In response to concerns over the lack of transparency of the offshore financial sector, the Cayman Islands have concluded treaties with the United States that provide for mutual legal assistance and the exchange of tax information in the investigation of financial crimes. In 1999 the British government published draft legislation confirming that its colonies were to be referred to as United Kingdom Overseas Territories and that all such territories would be obliged to comply with European Union standards on human rights and financial regulation. Under the legislation, citizens of the overseas territories were granted full British citizenship. In the early 21st century a movement began to modernize the constitution, and a government committee submitted a draft to the Legislative Assembly in 2001. The draft constitution was approved by referendum in May 2009 and took effect in November of that year. Its bill of rights, freedoms, and responsibilities codified basic human rights and outlawed many kinds of discrimination. The new constitution also established English as the official language.

The Cayman Islands were in the path of Hurricane Ivan, the most destructive storm of the 2004 hurricane season. Grand Cayman was badly hit and suffered great economic loss, particularly in the tourist sector; a national disaster was declared. The government instituted a large-scale effort to repair damage to beaches and infrastructure, and the tourist trade was largely restored to full operation within the next several years.

Cayman Trench-Trench, Caribbean Sea

Cayman Trench, also called Bartlett Deep, or Bartlett Trough, submarine trench on the floor of the western Caribbean Sea between Jamaica and the Cayman Islands. It extends from the Windward Passage at the southeastern tip of Cuba toward Guatemala. The relatively narrow trough trends east-northeast to west-southwest and has a maximum depth of 25,216 feet (7,686 m), the deepest point in the Caribbean Sea. The Cayman Ridge separates the trough from the Yucatan Basin in the north, and the Jamaica Ridge, which supports the island of Jamaica, separates it from the Colombian Basin farther south. Submarine earthquakes sometimes occur around the edges of the trench.

Some of the world’s deepest deep-sea vents are found in the Cayman Trench some 5 km (3.1 miles) below the surface of the ocean.

Cayman Trench

Trench, Caribbean Sea

Cayman Trench, also called Bartlett Deep, or Bartlett Trough, submarine trench on the floor of the western Caribbean Sea between Jamaica and the Cayman Islands. It extends from the Windward Passage at the southeastern tip of Cuba toward Guatemala. The relatively narrow trough trends east-northeast to west-southwest and has a maximum depth of 25,216 feet (7,686 m), the deepest point in the Caribbean Sea. The Cayman Ridge separates the trough from the Yucatan Basin in the north, and the Jamaica Ridge, which supports the island of Jamaica, separates it from the Colombian Basin farther south. Submarine earthquakes sometimes occur around the edges of the trench.

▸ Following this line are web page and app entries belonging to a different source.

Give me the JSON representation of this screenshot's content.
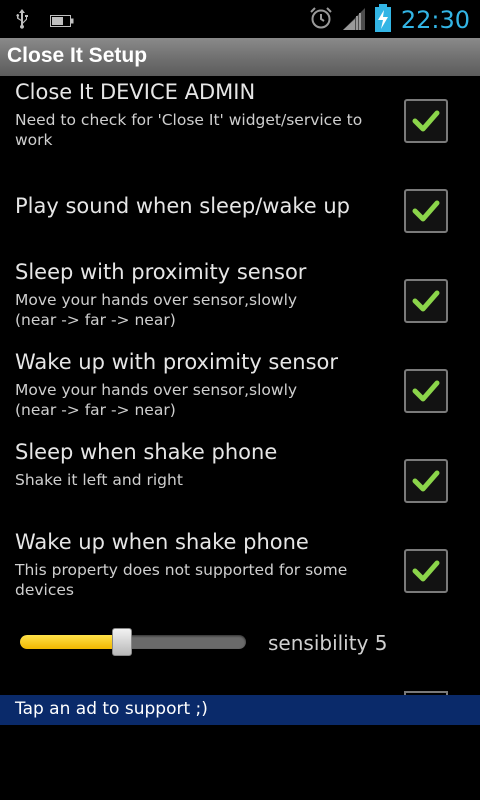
{
  "status_bar": {
    "time": "22:30",
    "icons": [
      "usb-icon",
      "battery-small-icon",
      "alarm-icon",
      "signal-icon",
      "battery-charging-icon"
    ]
  },
  "title_bar": {
    "title": "Close It Setup"
  },
  "preferences": [
    {
      "title": "Close It DEVICE ADMIN",
      "summary": "Need to check for 'Close It' widget/service to work",
      "checked": true
    },
    {
      "title": "Play sound when sleep/wake up",
      "summary": "",
      "checked": true
    },
    {
      "title": "Sleep with proximity sensor",
      "summary": "Move your hands over sensor,slowly\n(near -> far -> near)",
      "checked": true
    },
    {
      "title": "Wake up with proximity sensor",
      "summary": "Move your hands over sensor,slowly\n(near -> far -> near)",
      "checked": true
    },
    {
      "title": "Sleep when shake phone",
      "summary": "Shake it left and right",
      "checked": true
    },
    {
      "title": "Wake up when shake phone",
      "summary": "This property does not supported for some devices",
      "checked": true
    }
  ],
  "slider": {
    "label": "sensibility 5",
    "value_fraction": 0.45
  },
  "ad_bar": {
    "text": "Tap an ad to support ;)"
  },
  "colors": {
    "accent": "#33b5e5",
    "check": "#8bd54a",
    "ad_bg": "#0a2a6a",
    "slider_fill": "#f5c400"
  }
}
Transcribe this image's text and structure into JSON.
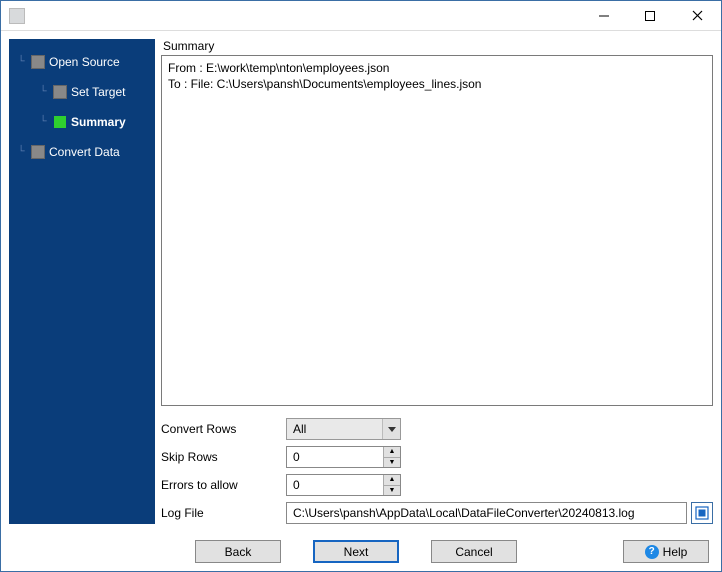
{
  "sidebar": {
    "items": [
      {
        "label": "Open Source",
        "active": false,
        "indent": 0
      },
      {
        "label": "Set Target",
        "active": false,
        "indent": 1
      },
      {
        "label": "Summary",
        "active": true,
        "indent": 1
      },
      {
        "label": "Convert Data",
        "active": false,
        "indent": 0
      }
    ]
  },
  "summary": {
    "heading": "Summary",
    "from_line": "From : E:\\work\\temp\\nton\\employees.json",
    "to_line": "To : File: C:\\Users\\pansh\\Documents\\employees_lines.json"
  },
  "form": {
    "convert_rows_label": "Convert Rows",
    "convert_rows_value": "All",
    "skip_rows_label": "Skip Rows",
    "skip_rows_value": "0",
    "errors_label": "Errors to allow",
    "errors_value": "0",
    "log_file_label": "Log File",
    "log_file_value": "C:\\Users\\pansh\\AppData\\Local\\DataFileConverter\\20240813.log"
  },
  "buttons": {
    "back": "Back",
    "next": "Next",
    "cancel": "Cancel",
    "help": "Help"
  }
}
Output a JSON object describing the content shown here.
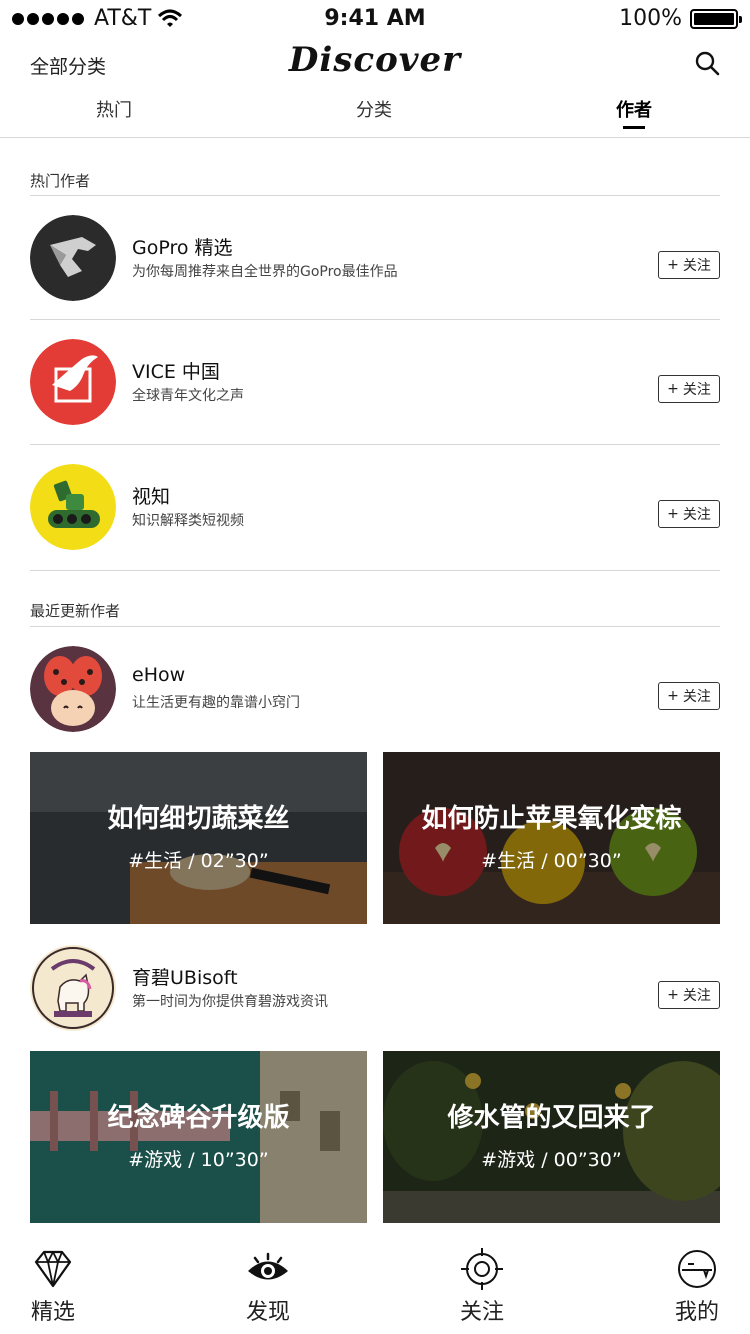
{
  "status_bar": {
    "carrier": "AT&T",
    "time": "9:41 AM",
    "battery": "100%"
  },
  "header": {
    "left_label": "全部分类",
    "title": "Discover"
  },
  "tabs": [
    {
      "label": "热门"
    },
    {
      "label": "分类"
    },
    {
      "label": "作者"
    }
  ],
  "sections": {
    "hot": "热门作者",
    "recent": "最近更新作者"
  },
  "follow_label": "关注",
  "hot_authors": [
    {
      "name": "GoPro 精选",
      "desc": "为你每周推荐来自全世界的GoPro最佳作品"
    },
    {
      "name": "VICE 中国",
      "desc": "全球青年文化之声"
    },
    {
      "name": "视知",
      "desc": "知识解释类短视频"
    }
  ],
  "recent_authors": [
    {
      "name": "eHow",
      "desc": "让生活更有趣的靠谱小窍门",
      "videos": [
        {
          "title": "如何细切蔬菜丝",
          "meta": "#生活 / 02”30”"
        },
        {
          "title": "如何防止苹果氧化变棕",
          "meta": "#生活 / 00”30”"
        }
      ]
    },
    {
      "name": "育碧UBisoft",
      "desc": "第一时间为你提供育碧游戏资讯",
      "videos": [
        {
          "title": "纪念碑谷升级版",
          "meta": "#游戏 / 10”30”"
        },
        {
          "title": "修水管的又回来了",
          "meta": "#游戏 / 00”30”"
        }
      ]
    }
  ],
  "tabbar": [
    {
      "label": "精选",
      "icon": "diamond-icon"
    },
    {
      "label": "发现",
      "icon": "eye-icon"
    },
    {
      "label": "关注",
      "icon": "target-icon"
    },
    {
      "label": "我的",
      "icon": "profile-icon"
    }
  ]
}
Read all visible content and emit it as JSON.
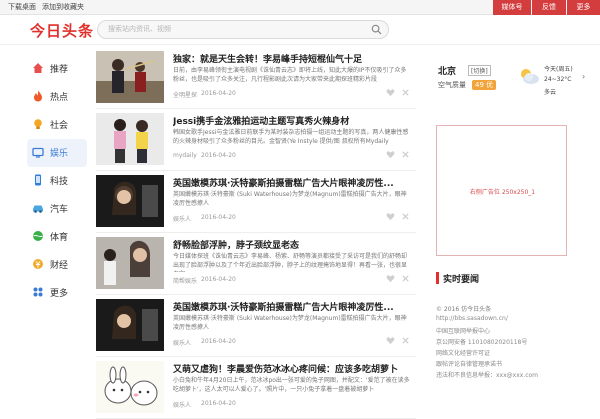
{
  "topbar": {
    "left_links": [
      "下载桌面",
      "添加到收藏夹"
    ],
    "right_buttons": [
      "媒体号",
      "反馈",
      "更多"
    ]
  },
  "header": {
    "logo": "今日头条",
    "search_placeholder": "搜索站内资讯、视频"
  },
  "sidebar": {
    "items": [
      {
        "label": "推荐",
        "icon": "recommend-icon",
        "color": "#e84f4f"
      },
      {
        "label": "热点",
        "icon": "fire-icon",
        "color": "#f05a28"
      },
      {
        "label": "社会",
        "icon": "lightbulb-icon",
        "color": "#f5a623"
      },
      {
        "label": "娱乐",
        "icon": "tv-icon",
        "color": "#3b7bd6",
        "active": true
      },
      {
        "label": "科技",
        "icon": "phone-icon",
        "color": "#2e7fd9"
      },
      {
        "label": "汽车",
        "icon": "car-icon",
        "color": "#4aa6e0"
      },
      {
        "label": "体育",
        "icon": "sports-icon",
        "color": "#3bb04a"
      },
      {
        "label": "财经",
        "icon": "money-icon",
        "color": "#f0ac32"
      },
      {
        "label": "更多",
        "icon": "more-icon",
        "color": "#3b7bd6"
      }
    ]
  },
  "feed": {
    "articles": [
      {
        "title": "独家：就是天生会转！李易峰手持短棍仙气十足",
        "summary": "日前，由李易峰领衔主演电视剧《诛仙青云志》即将上线，知此大爆的IP不仅吸引了众多粉丝，也是吸引了众多关注，凡行程影剧此次请为大家带来此期探班精彩片段",
        "source": "全明星探",
        "date": "2016-04-20"
      },
      {
        "title": "Jessi携手金泫雅拍运动主题写真秀火辣身材",
        "summary": "韩国女歌手Jessi与金泫雅日前联手为某时装杂志拍摄一组运动主题的写真，两人健康性感的火辣身材吸引了众多粉丝的目光。金智贤(Ye Instyle 提供/图 叔权所有Mydaily",
        "source": "mydaily",
        "date": "2016-04-20"
      },
      {
        "title": "英国嫩模苏琪·沃特豪斯拍摄雷糕广告大片眼神凌厉性...",
        "summary": "英国嫩模苏琪·沃特豪斯 (Suki Waterhouse)为梦龙(Magnum)雷糕拍摄广告大片，眼神凌厉性感撩人",
        "source": "娱乐人",
        "date": "2016-04-20"
      },
      {
        "title": "舒畅脸部浮肿，脖子颈纹显老态",
        "summary": "今日媒体探班《诛仙青云志》李易峰、杨紫、舒畅等演员都接受了采访可是我们的舒畅却出现了脸部浮肿以及了个年近出脸部浮肿，脖子上的纹理掩饰地显得！再看一张，也很显老啊",
        "source": "简帮娱乐",
        "date": "2016-04-20"
      },
      {
        "title": "英国嫩模苏琪·沃特豪斯拍摄雷糕广告大片眼神凌厉性...",
        "summary": "英国嫩模苏琪·沃特豪斯 (Suki Waterhouse)为梦龙(Magnum)雷糕拍摄广告大片，眼神凌厉性感撩人",
        "source": "娱乐人",
        "date": "2016-04-20"
      },
      {
        "title": "又萌又虐狗！李晨爱伤范冰冰心疼问候：应该多吃胡萝卜",
        "summary": "小白兔和牛年4月20日上午，范冰冰po出一张可爱的兔子网图，并配文：'爱范了被在读多吃胡萝卜'，这人太可以人爱心了。'照片中，一只小兔子拿着一盘着被胡萝卜",
        "source": "娱乐人",
        "date": "2016-04-20"
      }
    ]
  },
  "weather": {
    "city": "北京",
    "switch": "[切换]",
    "air_label": "空气质量",
    "air_value": "49 优",
    "day": "今天(周五)",
    "temp": "24~32°C",
    "cond": "多云"
  },
  "ad": {
    "text": "右侧广告位 250x250_1"
  },
  "hot": {
    "title": "实时要闻"
  },
  "footer": {
    "lines": [
      "© 2016 仿今日头条",
      "http://bbs.sasadown.cn/",
      "中国互联网举报中心",
      "京公网安备 11010802020118号",
      "网络文化经营许可证",
      "跟帖评论自律管理承诺书",
      "违法和不良信息举报：xxx@xxx.com"
    ]
  },
  "colors": {
    "accent": "#e0312c",
    "topbar_red": "#d43d3d",
    "active_blue": "#3b7bd6"
  }
}
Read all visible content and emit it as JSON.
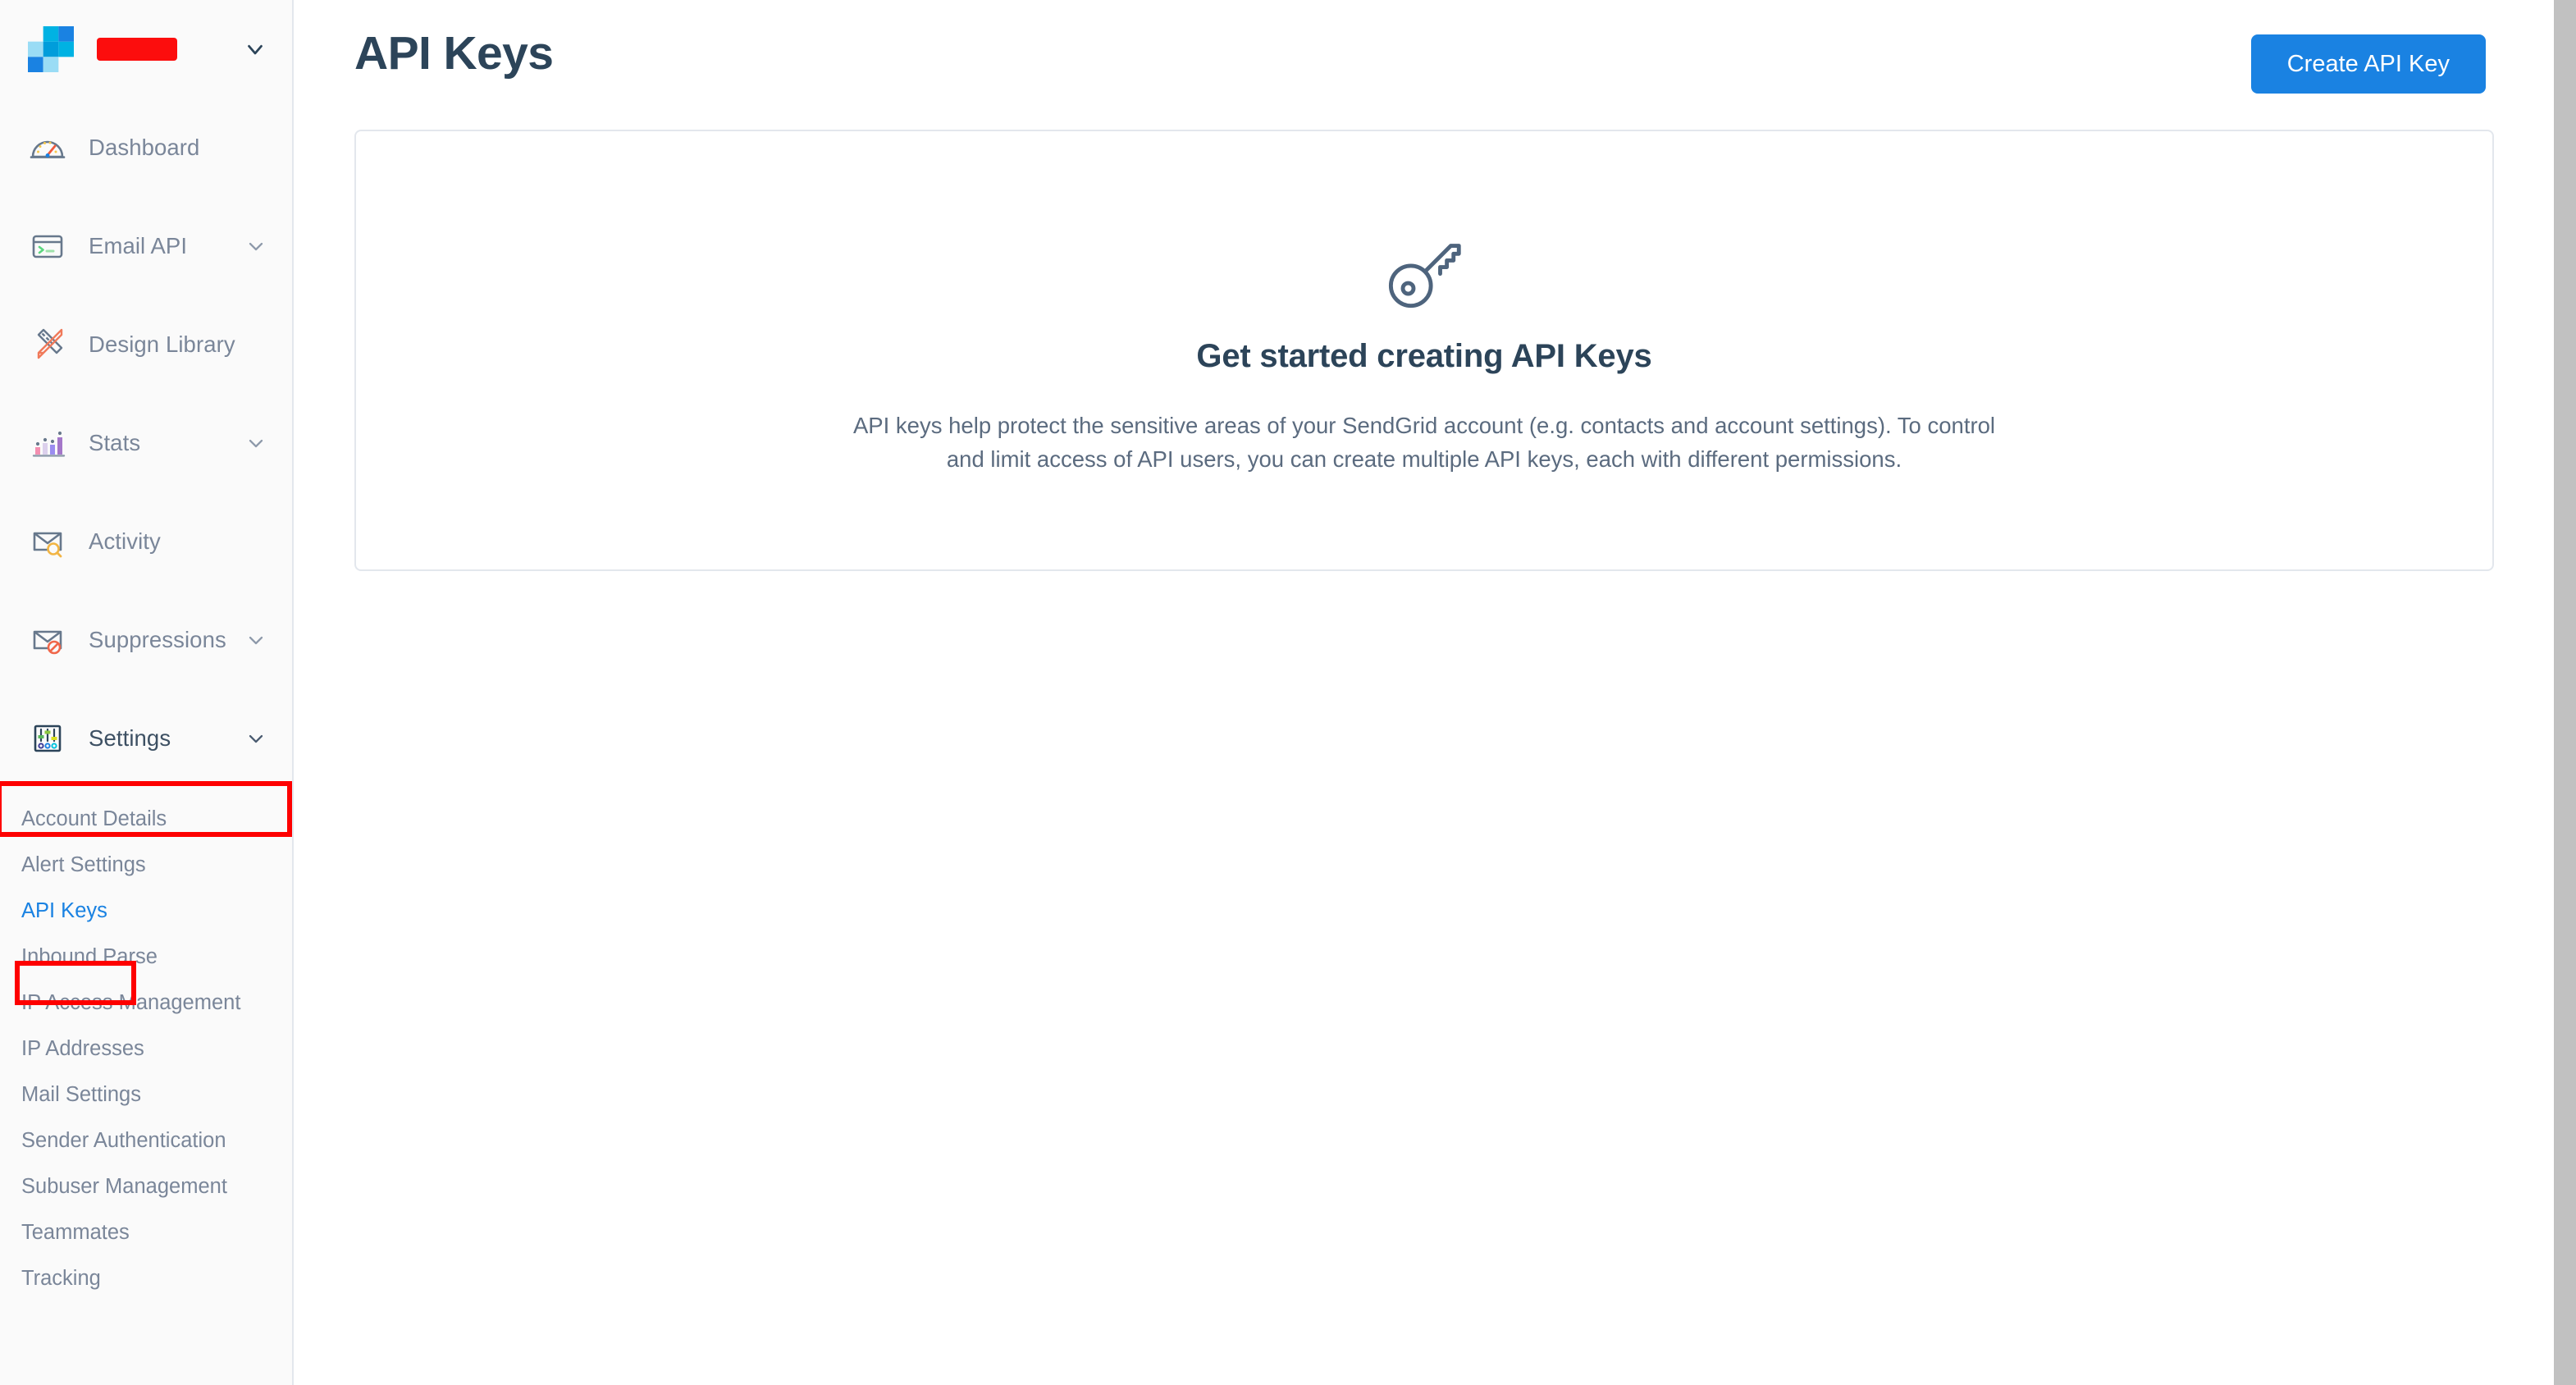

Some of the world’s deepest deep-sea vents are found in the Cayman Trench some 5 km (3.1 miles) below the surface of the ocean.


This is not the official site of this country. Most of the information in this site were taken from the U.S. Department of State, The Central Intelligence Agency, The United Nations, [1],[2], [3], [4], [5],[6], [7], [8], [9], [10], [11], [12], [13], [14],[15], [16], [17], [18], [19], [20], [21], [22], [23], [24],[25], [26], [27], [28], [29], [30],[31], [32], [33], [34], and the [35].

Other sources of information will be mentioned as they are posted.